Blood pressure readings, resting heart rate, and cholesterol levels are examples of critically important numbers, as they are reflective of an individual’s physical health. There’s another number that is also very important, but it isn’t monitored by a physician. This number instead is key to a person’s financial health – and that’s their credit score.
Credit scores tell a lender the likelihood that someone will repay their loan on time. They are a key factor in determining not only if a loan request is granted, but what the cost of that credit (the interest rate) will be. Credit scores are also utilized outside of lending decisions, including in the insurance industry, and by landlords deciding whether to rent their property to a prospective tenant. Credit scores affect all of us, nearly every day.
Keeping your credit score high is a key factor in determining your financial health. A few tips to help maintain a healthy score include:
- Close accounts you no longer use.
- Pay all bills on time.
- Utilize a good mix of credit (installment, mortgage, and revolving).
Similar to your annual physical with a physician, you should review your credit report every year.
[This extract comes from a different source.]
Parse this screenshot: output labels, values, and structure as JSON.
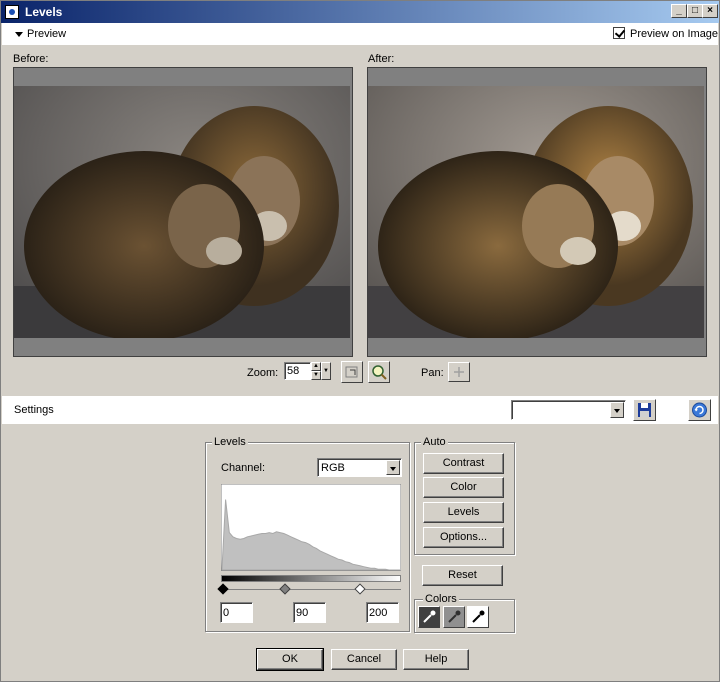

The good news is that you don’t need to make an appointment, go to the clinic, or even pay for it. Be sure to monitor your credit annually by requesting a free annual credit report from www.annualcreditreport.com.
A few easy steps such as these can ensure that your credit score remains high and your overall credit health remains strong.